● EXERCISE AIM
Filter the records down to the lines that hold the word "TIGER", and copy each of those lines.

++++

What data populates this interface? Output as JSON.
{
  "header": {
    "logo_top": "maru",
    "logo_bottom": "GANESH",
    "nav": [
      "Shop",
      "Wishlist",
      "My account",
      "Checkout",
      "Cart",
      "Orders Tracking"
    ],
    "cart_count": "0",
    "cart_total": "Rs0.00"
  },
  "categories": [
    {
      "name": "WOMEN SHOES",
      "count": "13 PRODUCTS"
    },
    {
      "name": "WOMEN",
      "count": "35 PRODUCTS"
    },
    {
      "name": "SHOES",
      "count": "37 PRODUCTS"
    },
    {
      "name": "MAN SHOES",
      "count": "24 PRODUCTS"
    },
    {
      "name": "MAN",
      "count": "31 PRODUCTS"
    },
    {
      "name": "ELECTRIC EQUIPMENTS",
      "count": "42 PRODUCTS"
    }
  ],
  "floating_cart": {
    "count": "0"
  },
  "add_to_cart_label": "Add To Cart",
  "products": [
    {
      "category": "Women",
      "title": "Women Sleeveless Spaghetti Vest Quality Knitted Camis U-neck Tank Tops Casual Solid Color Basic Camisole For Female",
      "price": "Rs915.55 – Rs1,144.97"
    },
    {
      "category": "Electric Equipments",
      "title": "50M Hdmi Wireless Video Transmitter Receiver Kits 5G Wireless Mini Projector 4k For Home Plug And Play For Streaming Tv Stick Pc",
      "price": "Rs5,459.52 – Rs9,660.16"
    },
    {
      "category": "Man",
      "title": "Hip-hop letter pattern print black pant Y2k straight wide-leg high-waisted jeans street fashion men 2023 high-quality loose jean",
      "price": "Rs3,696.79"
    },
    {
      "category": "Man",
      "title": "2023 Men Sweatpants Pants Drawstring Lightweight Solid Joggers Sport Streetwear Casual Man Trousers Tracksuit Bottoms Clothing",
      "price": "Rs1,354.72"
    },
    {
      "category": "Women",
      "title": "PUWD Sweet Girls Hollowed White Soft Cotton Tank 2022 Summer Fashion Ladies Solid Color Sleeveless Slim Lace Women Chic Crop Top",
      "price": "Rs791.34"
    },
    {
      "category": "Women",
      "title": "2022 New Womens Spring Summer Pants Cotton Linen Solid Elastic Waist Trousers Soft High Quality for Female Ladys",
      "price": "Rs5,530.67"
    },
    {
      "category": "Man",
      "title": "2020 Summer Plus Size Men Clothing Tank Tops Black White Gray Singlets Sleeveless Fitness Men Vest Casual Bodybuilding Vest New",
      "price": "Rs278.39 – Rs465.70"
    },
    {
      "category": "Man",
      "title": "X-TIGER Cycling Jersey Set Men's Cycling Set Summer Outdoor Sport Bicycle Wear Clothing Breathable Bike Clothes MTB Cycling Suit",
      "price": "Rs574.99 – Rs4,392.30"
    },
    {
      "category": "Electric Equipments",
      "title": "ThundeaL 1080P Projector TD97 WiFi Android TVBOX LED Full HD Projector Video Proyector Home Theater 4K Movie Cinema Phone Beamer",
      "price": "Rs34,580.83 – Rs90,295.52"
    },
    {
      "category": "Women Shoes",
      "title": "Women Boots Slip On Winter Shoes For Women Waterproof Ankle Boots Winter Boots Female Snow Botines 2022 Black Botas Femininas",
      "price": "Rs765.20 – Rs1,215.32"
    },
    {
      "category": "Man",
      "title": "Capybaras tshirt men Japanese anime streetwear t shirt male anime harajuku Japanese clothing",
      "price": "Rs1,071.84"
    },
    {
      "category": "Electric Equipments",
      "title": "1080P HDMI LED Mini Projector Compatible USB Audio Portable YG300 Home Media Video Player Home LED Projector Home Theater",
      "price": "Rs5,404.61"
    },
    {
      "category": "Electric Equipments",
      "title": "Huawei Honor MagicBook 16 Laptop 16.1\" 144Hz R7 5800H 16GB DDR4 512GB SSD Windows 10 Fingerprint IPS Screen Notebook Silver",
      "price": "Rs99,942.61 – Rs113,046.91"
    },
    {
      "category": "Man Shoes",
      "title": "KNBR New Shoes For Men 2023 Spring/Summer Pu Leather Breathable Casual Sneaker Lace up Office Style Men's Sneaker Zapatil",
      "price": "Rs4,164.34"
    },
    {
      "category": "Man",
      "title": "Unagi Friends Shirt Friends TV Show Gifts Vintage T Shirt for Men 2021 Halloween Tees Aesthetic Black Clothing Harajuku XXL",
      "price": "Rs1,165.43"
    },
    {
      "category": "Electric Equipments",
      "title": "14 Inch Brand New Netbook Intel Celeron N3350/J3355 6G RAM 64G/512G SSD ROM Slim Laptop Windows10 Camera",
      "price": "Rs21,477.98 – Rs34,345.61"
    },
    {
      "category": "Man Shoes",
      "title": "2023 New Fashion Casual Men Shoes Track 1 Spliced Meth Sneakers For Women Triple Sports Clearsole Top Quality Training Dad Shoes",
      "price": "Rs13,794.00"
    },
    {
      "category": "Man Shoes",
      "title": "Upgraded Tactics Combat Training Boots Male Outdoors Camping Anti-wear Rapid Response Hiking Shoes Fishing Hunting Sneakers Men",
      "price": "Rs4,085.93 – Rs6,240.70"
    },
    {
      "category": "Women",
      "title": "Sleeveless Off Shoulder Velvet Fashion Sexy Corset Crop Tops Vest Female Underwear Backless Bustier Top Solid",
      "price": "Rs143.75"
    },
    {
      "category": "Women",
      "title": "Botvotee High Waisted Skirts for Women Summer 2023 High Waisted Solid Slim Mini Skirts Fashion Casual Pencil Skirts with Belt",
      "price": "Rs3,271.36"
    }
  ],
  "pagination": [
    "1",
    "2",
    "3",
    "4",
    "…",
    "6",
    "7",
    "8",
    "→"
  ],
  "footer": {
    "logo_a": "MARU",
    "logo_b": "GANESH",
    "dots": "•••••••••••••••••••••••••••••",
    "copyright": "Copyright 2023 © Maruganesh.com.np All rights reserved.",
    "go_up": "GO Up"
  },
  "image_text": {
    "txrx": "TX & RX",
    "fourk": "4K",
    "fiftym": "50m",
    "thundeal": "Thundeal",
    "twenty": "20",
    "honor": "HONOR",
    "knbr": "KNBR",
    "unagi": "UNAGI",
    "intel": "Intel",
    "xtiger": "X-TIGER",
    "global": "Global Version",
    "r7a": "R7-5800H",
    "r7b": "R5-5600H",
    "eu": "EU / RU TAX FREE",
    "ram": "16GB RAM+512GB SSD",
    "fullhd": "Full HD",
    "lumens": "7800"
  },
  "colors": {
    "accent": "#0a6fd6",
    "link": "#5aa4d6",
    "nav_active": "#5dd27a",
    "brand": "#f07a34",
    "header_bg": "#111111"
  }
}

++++

● THE COMPLETED TASK
      "title": "X-TIGER Cycling Jersey Set Men's Cycling Set Summer Outdoor Sport Bicycle Wear Clothing Breathable Bike Clothes MTB Cycling Suit",
    "xtiger": "X-TIGER",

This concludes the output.